Thursday, 22 May 2014

Memento Mori

Been working on this for a while, inspired by the baby burial from the Neolithic settlement of Catalhoyuk last year. I've always felt neutral about working with human remains, and the picture of the tiny skeleton being uncovered by Barbara Betz in 2013 was the first time it's given me a lump in the back of my throat. The scientist in me is all for studying human remains, but I wonder what these people would have felt about their infant being excavated. We're talking here about a culture that was fascinated with skull removal so who knows! Perhaps these new feelings are a result of being a parent (I almost said recently but it's getting close to 1 year!) - a good example of how our own personal situation influences the way we perceive the past.



Beneath the floors are hidden treasures,
In secret kept, the bones are sealed
Of those now gone who’ll dream forever,
They wait their time to be revealed.
The days they pass without perception
The nights in silent shadow fly,
Lost to time’s endless reflection,
The memory of the past may die

Eternal endless ages musing,
Encased within the silent earth.
But whereupon the time is chosen,
To grant these souls a new rebirth.
With trowel aside the softest brush
Brings slowly forth the ashen limbs
The soil removed with gentlest touch
Reveals the bones with deftest skill

Feelings can be strong as passions,
What did these long gone children dream?
Who felt grief upon their passing?
We craft our tales ‘round death it seems
Do they want to tell their story?
Or rather would they ask us why?
Would they say, memento mori
Remember that you too will die.





Saturday, 3 May 2014

Micrograph of the Month: Dissolution of Spherulites

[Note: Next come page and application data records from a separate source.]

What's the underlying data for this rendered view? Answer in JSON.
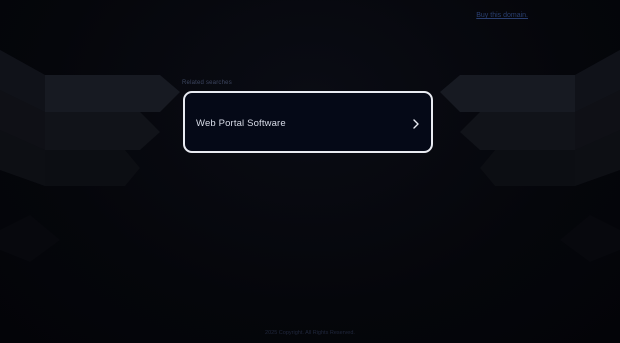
{
  "header": {
    "domain_link": "Buy this domain."
  },
  "related": {
    "label": "Related searches",
    "items": [
      {
        "label": "Web Portal Software",
        "icon": "chevron-right-icon"
      }
    ]
  },
  "footer": {
    "text": "2025 Copyright. All Rights Reserved."
  },
  "colors": {
    "background": "#05060b",
    "card_border": "#e9ebf2",
    "card_background": "#050917",
    "card_text": "#d8dce8",
    "link": "#2a3f70"
  }
}
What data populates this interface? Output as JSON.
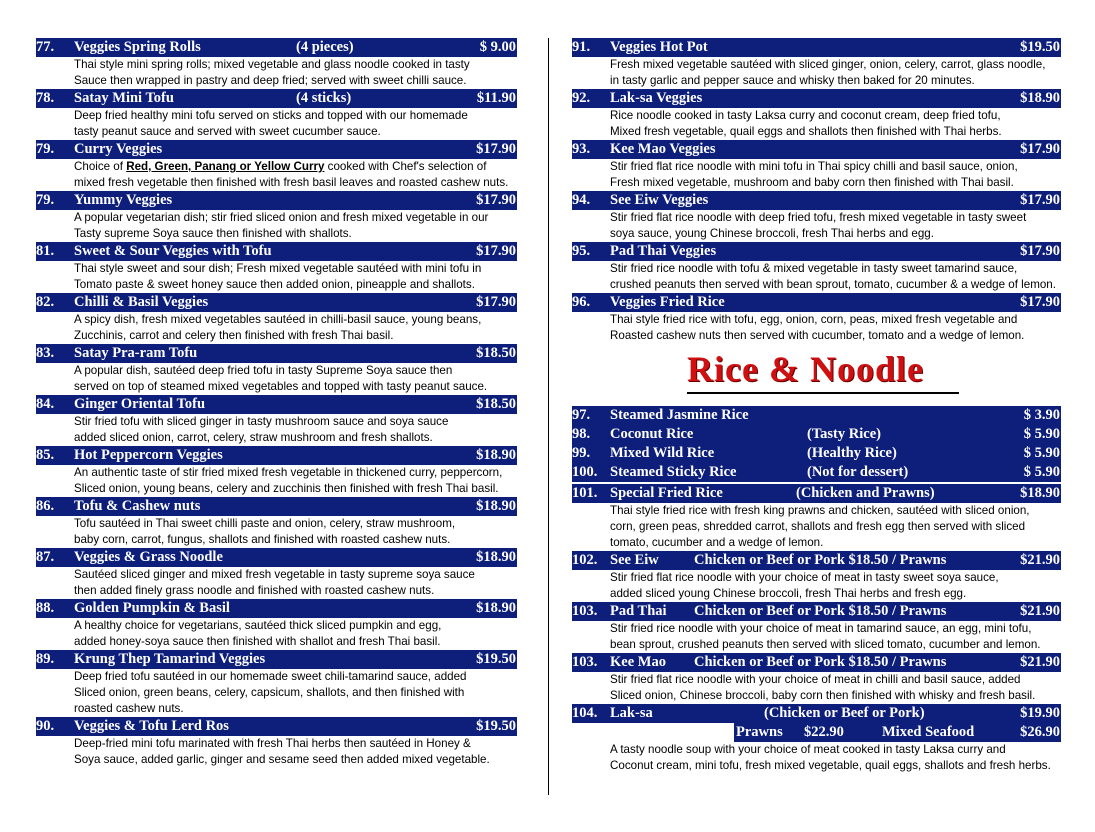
{
  "left": [
    {
      "num": "77.",
      "name": "Veggies Spring Rolls",
      "note": "(4 pieces)",
      "price": "$ 9.00",
      "desc": [
        "Thai style mini spring rolls; mixed vegetable and glass noodle cooked in tasty",
        "Sauce then wrapped in pastry and deep fried; served with sweet chilli sauce."
      ]
    },
    {
      "num": "78.",
      "name": "Satay Mini Tofu",
      "note": "(4 sticks)",
      "price": "$11.90",
      "desc": [
        "Deep fried healthy mini tofu served on sticks and topped with our homemade",
        "tasty peanut sauce and served with sweet cucumber sauce."
      ]
    },
    {
      "num": "79.",
      "name": "Curry Veggies",
      "note": "",
      "price": "$17.90",
      "desc": [
        "__CURRY__",
        "mixed fresh vegetable then finished with fresh basil leaves and roasted cashew nuts."
      ]
    },
    {
      "num": "79.",
      "name": "Yummy Veggies",
      "note": "",
      "price": "$17.90",
      "desc": [
        "A popular vegetarian dish; stir fried sliced onion and fresh mixed vegetable in our",
        "Tasty supreme Soya sauce then finished with shallots."
      ]
    },
    {
      "num": "81.",
      "name": "Sweet & Sour Veggies with Tofu",
      "note": "",
      "price": "$17.90",
      "desc": [
        "Thai style sweet and sour dish; Fresh mixed vegetable sautéed with mini tofu in",
        "Tomato paste & sweet honey sauce then added onion, pineapple and shallots."
      ]
    },
    {
      "num": "82.",
      "name": "Chilli & Basil Veggies",
      "note": "",
      "price": "$17.90",
      "desc": [
        "A spicy dish, fresh mixed vegetables sautéed in chilli-basil sauce, young beans,",
        "Zucchinis, carrot and celery then finished with fresh Thai basil."
      ]
    },
    {
      "num": "83.",
      "name": "Satay Pra-ram Tofu",
      "note": "",
      "price": "$18.50",
      "desc": [
        "A popular dish, sautéed deep fried tofu in tasty Supreme Soya sauce then",
        "served on top of steamed mixed vegetables and topped with tasty peanut sauce."
      ]
    },
    {
      "num": "84.",
      "name": "Ginger Oriental Tofu",
      "note": "",
      "price": "$18.50",
      "desc": [
        "Stir fried tofu with sliced ginger in tasty mushroom sauce and soya sauce",
        "added sliced onion, carrot, celery, straw mushroom and fresh shallots."
      ]
    },
    {
      "num": "85.",
      "name": "Hot Peppercorn Veggies",
      "note": "",
      "price": "$18.90",
      "desc": [
        "An authentic taste of stir fried mixed fresh vegetable in thickened curry, peppercorn,",
        "Sliced onion, young beans, celery and zucchinis then finished with fresh Thai basil."
      ]
    },
    {
      "num": "86.",
      "name": "Tofu & Cashew nuts",
      "note": "",
      "price": "$18.90",
      "desc": [
        "Tofu sautéed in Thai sweet chilli paste and onion, celery, straw mushroom,",
        "baby corn, carrot, fungus, shallots and finished with roasted cashew nuts."
      ]
    },
    {
      "num": "87.",
      "name": "Veggies & Grass Noodle",
      "note": "",
      "price": "$18.90",
      "desc": [
        "Sautéed sliced ginger and mixed fresh vegetable in tasty supreme soya sauce",
        "then added finely grass noodle and finished with roasted cashew nuts."
      ]
    },
    {
      "num": "88.",
      "name": "Golden Pumpkin & Basil",
      "note": "",
      "price": "$18.90",
      "desc": [
        "A healthy choice for vegetarians, sautéed thick sliced pumpkin and egg,",
        "added honey-soya sauce then finished with shallot and fresh Thai basil."
      ]
    },
    {
      "num": "89.",
      "name": "Krung Thep Tamarind Veggies",
      "note": "",
      "price": "$19.50",
      "desc": [
        "Deep fried tofu sautéed in our homemade sweet chili-tamarind sauce, added",
        "Sliced onion, green beans, celery, capsicum, shallots, and then finished with",
        "roasted cashew nuts."
      ]
    },
    {
      "num": "90.",
      "name": "Veggies & Tofu Lerd Ros",
      "note": "",
      "price": "$19.50",
      "desc": [
        "Deep-fried mini tofu marinated with fresh Thai herbs then sautéed in Honey &",
        "Soya sauce, added garlic, ginger and sesame seed then added mixed vegetable."
      ]
    }
  ],
  "curry_line": {
    "pre": "Choice of ",
    "choices": "Red, Green, Panang or Yellow Curry",
    "post": " cooked with Chef's selection of"
  },
  "right": [
    {
      "num": "91.",
      "name": "Veggies Hot Pot",
      "price": "$19.50",
      "desc": [
        "Fresh mixed vegetable sautéed with sliced ginger, onion, celery, carrot, glass noodle,",
        "in tasty garlic and pepper sauce and whisky then baked for 20 minutes."
      ]
    },
    {
      "num": "92.",
      "name": "Lak-sa Veggies",
      "price": "$18.90",
      "desc": [
        "Rice noodle cooked in tasty Laksa curry and coconut cream, deep fried tofu,",
        "Mixed fresh vegetable, quail eggs and shallots then finished with Thai herbs."
      ]
    },
    {
      "num": "93.",
      "name": "Kee Mao Veggies",
      "price": "$17.90",
      "desc": [
        "Stir fried flat rice noodle with mini tofu in Thai spicy chilli and basil sauce, onion,",
        "Fresh mixed vegetable, mushroom and baby corn then finished with Thai basil."
      ]
    },
    {
      "num": "94.",
      "name": "See Eiw Veggies",
      "price": "$17.90",
      "desc": [
        "Stir fried flat rice noodle with deep fried tofu, fresh mixed vegetable in tasty sweet",
        "soya sauce, young Chinese broccoli, fresh Thai herbs and egg."
      ]
    },
    {
      "num": "95.",
      "name": "Pad Thai Veggies",
      "price": "$17.90",
      "desc": [
        "Stir fried rice noodle with tofu & mixed vegetable in tasty sweet tamarind sauce,",
        "crushed peanuts then served with bean sprout, tomato, cucumber & a wedge of lemon."
      ]
    },
    {
      "num": "96.",
      "name": "Veggies Fried Rice",
      "price": "$17.90",
      "desc": [
        "Thai style fried rice with tofu, egg, onion, corn, peas, mixed fresh vegetable and",
        "Roasted cashew nuts then served with cucumber, tomato and a wedge of lemon."
      ]
    }
  ],
  "section_title": "Rice & Noodle",
  "rice": [
    {
      "num": "97.",
      "name": "Steamed Jasmine Rice",
      "note": "",
      "price": "$ 3.90"
    },
    {
      "num": "98.",
      "name": "Coconut Rice",
      "note": "(Tasty Rice)",
      "price": "$ 5.90"
    },
    {
      "num": "99.",
      "name": "Mixed Wild Rice",
      "note": "(Healthy Rice)",
      "price": "$ 5.90"
    },
    {
      "num": "100.",
      "name": "Steamed Sticky Rice",
      "note": "(Not for dessert)",
      "price": "$ 5.90"
    }
  ],
  "noodles": [
    {
      "num": "101.",
      "name": "Special Fried Rice",
      "note": "(Chicken and Prawns)",
      "price": "$18.90",
      "desc": [
        "Thai style fried rice with fresh king prawns and chicken, sautéed with sliced onion,",
        "corn, green peas, shredded carrot, shallots and fresh egg then served with sliced",
        "tomato, cucumber and a wedge of lemon."
      ]
    },
    {
      "num": "102.",
      "name": "See Eiw",
      "note": "Chicken or Beef or Pork  $18.50 / Prawns",
      "price": "$21.90",
      "desc": [
        "Stir fried flat rice noodle with your choice of meat in tasty sweet soya sauce,",
        "added sliced young Chinese broccoli, fresh Thai herbs and fresh egg."
      ]
    },
    {
      "num": "103.",
      "name": "Pad Thai",
      "note": "Chicken or Beef or Pork  $18.50 / Prawns",
      "price": "$21.90",
      "desc": [
        "Stir fried rice noodle with your choice of meat in tamarind sauce, an egg, mini tofu,",
        "bean sprout, crushed peanuts then served with sliced tomato, cucumber and lemon."
      ]
    },
    {
      "num": "103.",
      "name": "Kee Mao",
      "note": "Chicken or Beef or Pork  $18.50 / Prawns",
      "price": "$21.90",
      "desc": [
        "Stir fried flat rice noodle with your choice of meat in chilli and basil sauce,  added",
        "Sliced onion, Chinese broccoli, baby corn then finished with whisky and fresh basil."
      ]
    }
  ],
  "laksa": {
    "num": "104.",
    "name": "Lak-sa",
    "note": "(Chicken or Beef or Pork)",
    "price": "$19.90",
    "prawns_label": "Prawns",
    "prawns_price": "$22.90",
    "seafood_label": "Mixed Seafood",
    "seafood_price": "$26.90",
    "desc": [
      "A tasty noodle soup with your choice of meat cooked in tasty Laksa curry and",
      "Coconut cream, mini tofu, fresh mixed vegetable, quail eggs, shallots and fresh herbs."
    ]
  }
}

This post follows on from the Manganese Micrograph Mystery I posted a while ago. Blog followers will remember I posted some images of layered ruminant dung which had a distinctive black 'speckled' appearance, a bit similar but not quite the same as Mn staining.
Thanks to my readers the mystery was solved through the kind contributions of Hans Huisman. Huisman is a geoarchaeologist with expertise in degradation and preservation of archaeological materials. He suggests that manganese would produce more dendritic like patterns, and that instead this appears to be iron sulphide staining. Iron sulphides include minerals such as pyrite, which can oxidise to rust. This type of staining can be recognised in OIL as having a 'metallic' lustre, or smaller particles, such as we have here, can be examined using reflectance microscopy at a high magnification. So I'll be doing that asap. For now I wanted to share this image showing the possible impact this staining has had on the dung spherulites. In the top image (PPL) we can see the fragments of dung (1) and the speckled appearance of the metal salt staining (2). In the lower image (XPL) we can see the typical birefringance of the animal dung and the calcareous spherulite particles that are produced in the animal gut. However some of the spherulites (i.e. those that have the staining) have started to dissolve. The staining appears to 'infill' the spherulites, masking the distinctive cross pattern that is used to identify them in XPL. Interestingly similar features can be seen e.g. on diatoms in lake sediment.